An LLC can be a straightforward way for a group of people to collectively benefit from certain legal protections. Filing with the state of Ohio can be done without an attorney and is not complicated. But many specific instances are not covered by the basics, and must be established in a document called an “operating agreement.
Monthly Archives: October 2016
Legal-Ease: Selling a house
Selling a house comes with a set of steps to be followed by the sellers and buyers. On the seller side, certain forms must be completed as mandated by the state that pertain to defects in the property. Buyers must submit their own reports, as a formal “offer.” Other formal steps must be followed, and certain conditions may create more steps depending on government law.
Legal-Ease: Co-owning and separating real estate

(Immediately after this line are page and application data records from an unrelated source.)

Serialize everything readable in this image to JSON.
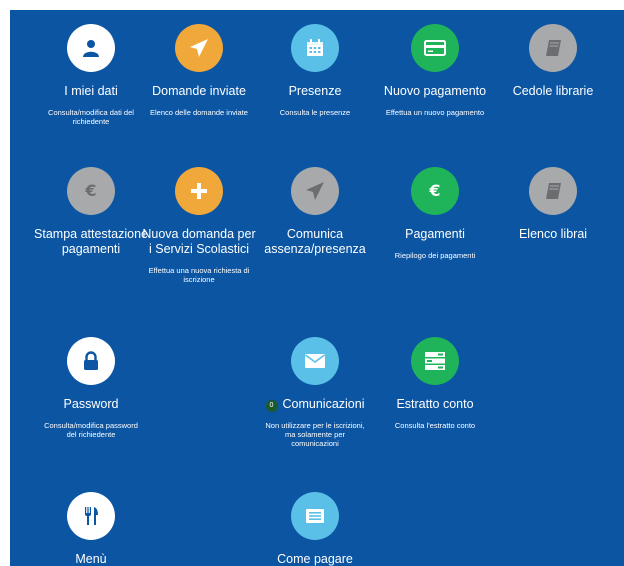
{
  "colors": {
    "panel_bg": "#0b55a3",
    "white": "#ffffff",
    "orange": "#f0a83a",
    "light_blue": "#5bc0e8",
    "green": "#1fb45a",
    "gray": "#a7a9ab"
  },
  "tiles": [
    {
      "title": "I miei dati",
      "desc": "Consulta/modifica dati del richiedente",
      "icon": "user-icon",
      "color": "white"
    },
    {
      "title": "Domande inviate",
      "desc": "Elenco delle domande inviate",
      "icon": "paper-plane-icon",
      "color": "orange"
    },
    {
      "title": "Presenze",
      "desc": "Consulta le presenze",
      "icon": "calendar-icon",
      "color": "light_blue"
    },
    {
      "title": "Nuovo pagamento",
      "desc": "Effettua un nuovo pagamento",
      "icon": "credit-card-icon",
      "color": "green"
    },
    {
      "title": "Cedole librarie",
      "desc": "",
      "icon": "book-icon",
      "color": "gray"
    },
    {
      "title": "Stampa attestazione pagamenti",
      "desc": "",
      "icon": "euro-icon",
      "color": "gray"
    },
    {
      "title": "Nuova domanda per i Servizi Scolastici",
      "desc": "Effettua una nuova richiesta di iscrizione",
      "icon": "plus-icon",
      "color": "orange"
    },
    {
      "title": "Comunica assenza/presenza",
      "desc": "",
      "icon": "paper-plane-icon",
      "color": "gray"
    },
    {
      "title": "Pagamenti",
      "desc": "Riepilogo dei pagamenti",
      "icon": "euro-icon",
      "color": "green"
    },
    {
      "title": "Elenco librai",
      "desc": "",
      "icon": "book-icon",
      "color": "gray"
    },
    {
      "title": "Password",
      "desc": "Consulta/modifica password del richiedente",
      "icon": "lock-icon",
      "color": "white"
    },
    {
      "title": "Comunicazioni",
      "badge": "0",
      "desc": "Non utilizzare per le iscrizioni, ma solamente per comunicazioni",
      "icon": "envelope-icon",
      "color": "light_blue"
    },
    {
      "title": "Estratto conto",
      "desc": "Consulta l'estratto conto",
      "icon": "list-icon",
      "color": "green"
    },
    {
      "title": "Menù",
      "desc": "",
      "icon": "cutlery-icon",
      "color": "white"
    },
    {
      "title": "Come pagare",
      "desc": "",
      "icon": "document-icon",
      "color": "light_blue"
    }
  ]
}
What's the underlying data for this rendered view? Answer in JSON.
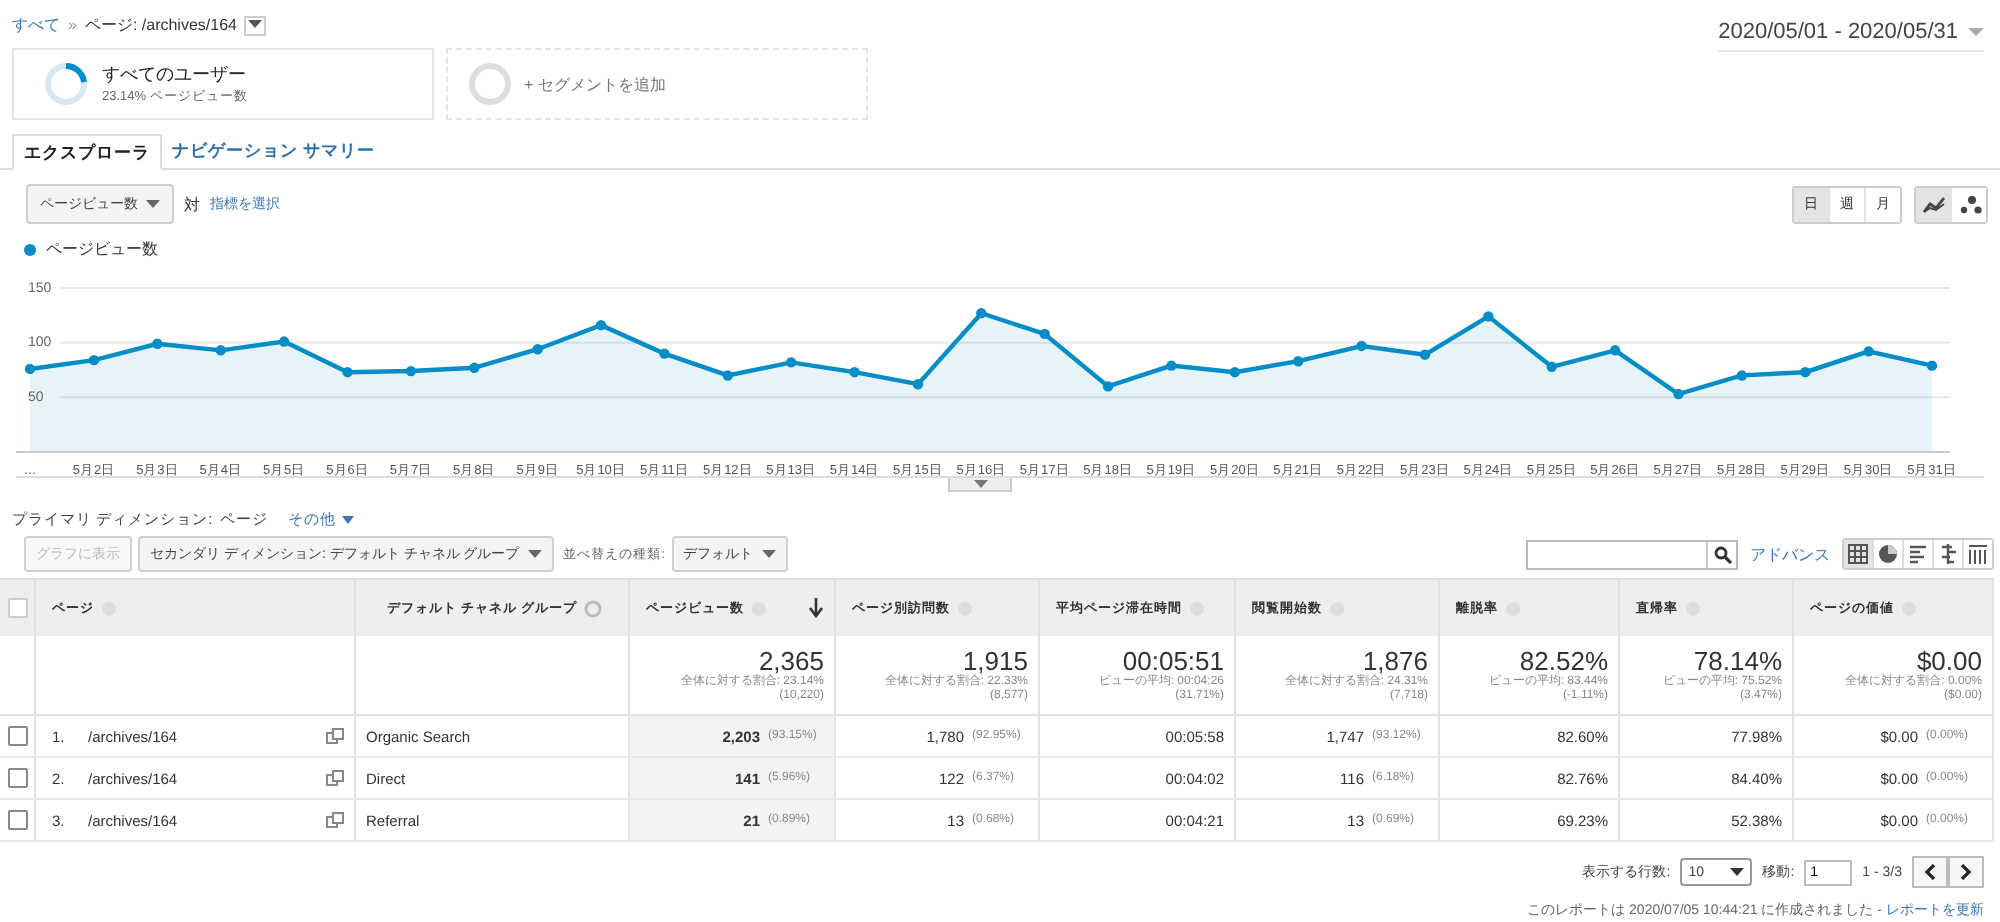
{
  "breadcrumb": {
    "root": "すべて",
    "separator": "»",
    "current": "ページ: /archives/164"
  },
  "date_range": "2020/05/01 - 2020/05/31",
  "segments": [
    {
      "title": "すべてのユーザー",
      "subtitle": "23.14% ページビュー数",
      "level": 0.2314
    }
  ],
  "add_segment": "+ セグメントを追加",
  "tabs": [
    {
      "label": "エクスプローラ",
      "selected": true
    },
    {
      "label": "ナビゲーション サマリー",
      "selected": false
    }
  ],
  "metric_select": "ページビュー数",
  "versus": "対",
  "choose_metric": "指標を選択",
  "granularity": [
    {
      "label": "日",
      "selected": true
    },
    {
      "label": "週",
      "selected": false
    },
    {
      "label": "月",
      "selected": false
    }
  ],
  "chart_types": [
    {
      "kind": "line",
      "selected": true
    },
    {
      "kind": "motion",
      "selected": false
    }
  ],
  "chart_data": {
    "type": "area",
    "grid": true,
    "ylim": [
      0,
      150
    ],
    "yticks": [
      50,
      100,
      150
    ],
    "categories": [
      "…",
      "5月2日",
      "5月3日",
      "5月4日",
      "5月5日",
      "5月6日",
      "5月7日",
      "5月8日",
      "5月9日",
      "5月10日",
      "5月11日",
      "5月12日",
      "5月13日",
      "5月14日",
      "5月15日",
      "5月16日",
      "5月17日",
      "5月18日",
      "5月19日",
      "5月20日",
      "5月21日",
      "5月22日",
      "5月23日",
      "5月24日",
      "5月25日",
      "5月26日",
      "5月27日",
      "5月28日",
      "5月29日",
      "5月30日",
      "5月31日"
    ],
    "series": [
      {
        "name": "ページビュー数",
        "color": "#058dc7",
        "values": [
          76,
          84,
          99,
          93,
          101,
          73,
          74,
          77,
          94,
          116,
          90,
          70,
          82,
          73,
          62,
          127,
          108,
          60,
          79,
          73,
          83,
          97,
          89,
          124,
          78,
          93,
          53,
          70,
          73,
          92,
          79
        ]
      }
    ]
  },
  "primary_dimension": {
    "label": "プライマリ ディメンション:",
    "value": "ページ",
    "other": "その他"
  },
  "plot_rows": {
    "label": "グラフに表示",
    "disabled": true
  },
  "secondary_dimension": "セカンダリ ディメンション: デフォルト チャネル グループ",
  "sort_label": "並べ替えの種類:",
  "sort_value": "デフォルト",
  "advanced": "アドバンス",
  "view_modes": [
    {
      "kind": "table",
      "selected": true
    },
    {
      "kind": "pie",
      "selected": false
    },
    {
      "kind": "bar",
      "selected": false
    },
    {
      "kind": "comparison",
      "selected": false
    },
    {
      "kind": "pivot",
      "selected": false
    }
  ],
  "table": {
    "select_all_checked": false,
    "columns": [
      {
        "label": "ページ",
        "kind": "help",
        "sorted": false
      },
      {
        "label": "デフォルト チャネル グループ",
        "kind": "settings",
        "sorted": false
      },
      {
        "label": "ページビュー数",
        "kind": "help",
        "sorted": true
      },
      {
        "label": "ページ別訪問数",
        "kind": "help",
        "sorted": false
      },
      {
        "label": "平均ページ滞在時間",
        "kind": "help",
        "sorted": false
      },
      {
        "label": "閲覧開始数",
        "kind": "help",
        "sorted": false
      },
      {
        "label": "離脱率",
        "kind": "help",
        "sorted": false
      },
      {
        "label": "直帰率",
        "kind": "help",
        "sorted": false
      },
      {
        "label": "ページの価値",
        "kind": "help",
        "sorted": false
      }
    ],
    "totals": [
      {
        "value": "2,365",
        "note": "全体に対する割合: 23.14%",
        "sub": "(10,220)"
      },
      {
        "value": "1,915",
        "note": "全体に対する割合: 22.33%",
        "sub": "(8,577)"
      },
      {
        "value": "00:05:51",
        "note": "ビューの平均: 00:04:26",
        "sub": "(31.71%)"
      },
      {
        "value": "1,876",
        "note": "全体に対する割合: 24.31%",
        "sub": "(7,718)"
      },
      {
        "value": "82.52%",
        "note": "ビューの平均: 83.44%",
        "sub": "(-1.11%)"
      },
      {
        "value": "78.14%",
        "note": "ビューの平均: 75.52%",
        "sub": "(3.47%)"
      },
      {
        "value": "$0.00",
        "note": "全体に対する割合: 0.00%",
        "sub": "($0.00)"
      }
    ],
    "rows": [
      {
        "index": "1.",
        "page": "/archives/164",
        "channel": "Organic Search",
        "checked": false,
        "cells": [
          {
            "value": "2,203",
            "pct": "(93.15%)"
          },
          {
            "value": "1,780",
            "pct": "(92.95%)"
          },
          {
            "value": "00:05:58"
          },
          {
            "value": "1,747",
            "pct": "(93.12%)"
          },
          {
            "value": "82.60%"
          },
          {
            "value": "77.98%"
          },
          {
            "value": "$0.00",
            "pct": "(0.00%)"
          }
        ]
      },
      {
        "index": "2.",
        "page": "/archives/164",
        "channel": "Direct",
        "checked": false,
        "cells": [
          {
            "value": "141",
            "pct": "(5.96%)"
          },
          {
            "value": "122",
            "pct": "(6.37%)"
          },
          {
            "value": "00:04:02"
          },
          {
            "value": "116",
            "pct": "(6.18%)"
          },
          {
            "value": "82.76%"
          },
          {
            "value": "84.40%"
          },
          {
            "value": "$0.00",
            "pct": "(0.00%)"
          }
        ]
      },
      {
        "index": "3.",
        "page": "/archives/164",
        "channel": "Referral",
        "checked": false,
        "cells": [
          {
            "value": "21",
            "pct": "(0.89%)"
          },
          {
            "value": "13",
            "pct": "(0.68%)"
          },
          {
            "value": "00:04:21"
          },
          {
            "value": "13",
            "pct": "(0.69%)"
          },
          {
            "value": "69.23%"
          },
          {
            "value": "52.38%"
          },
          {
            "value": "$0.00",
            "pct": "(0.00%)"
          }
        ]
      }
    ]
  },
  "pagination": {
    "rows_label": "表示する行数:",
    "rows_value": "10",
    "goto_label": "移動:",
    "goto_value": "1",
    "range": "1 - 3/3"
  },
  "footer": {
    "text": "このレポートは 2020/07/05 10:44:21 に作成されました -",
    "link": "レポートを更新"
  }
}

A “partition” is the specific type of lawsuit designed for splitting up co-owned real estate. But you can avoid this lawsuit by managing co-ownership with a few other options. Creating an LLC, a limited liability company, may not seem like it has much to do with real estate but it will help establish guidelines for multiple owners. A shared ownership agreement can also be used to manage conflict.
Legal-Ease: Farm machinery, roads and inconsistent laws
Ohio law governs vehicles on roadways, including farm machinery. Yet this equipment holds a special place in the law, seeing as many pieces of machinery are larger than normal vehicles and can occupy more space in or across lanes. To understand the liability factors at play, you need examine how the different vehicle laws interact.
Legal-Ease: Filling gaps in contracts
Contracts contain varying degrees of specificity. Sometimes, leaving out important terms and conditions makes the contract unenforceable as a whole. In many cases, though, the law will fill the gaps with what is considered “reasonable.” While this practice may seem obvious, it can be hard to determine what “reasonable” actually looks like in each case. Determining reasonableness is often analyzed by looking at three key circumstances and contexts.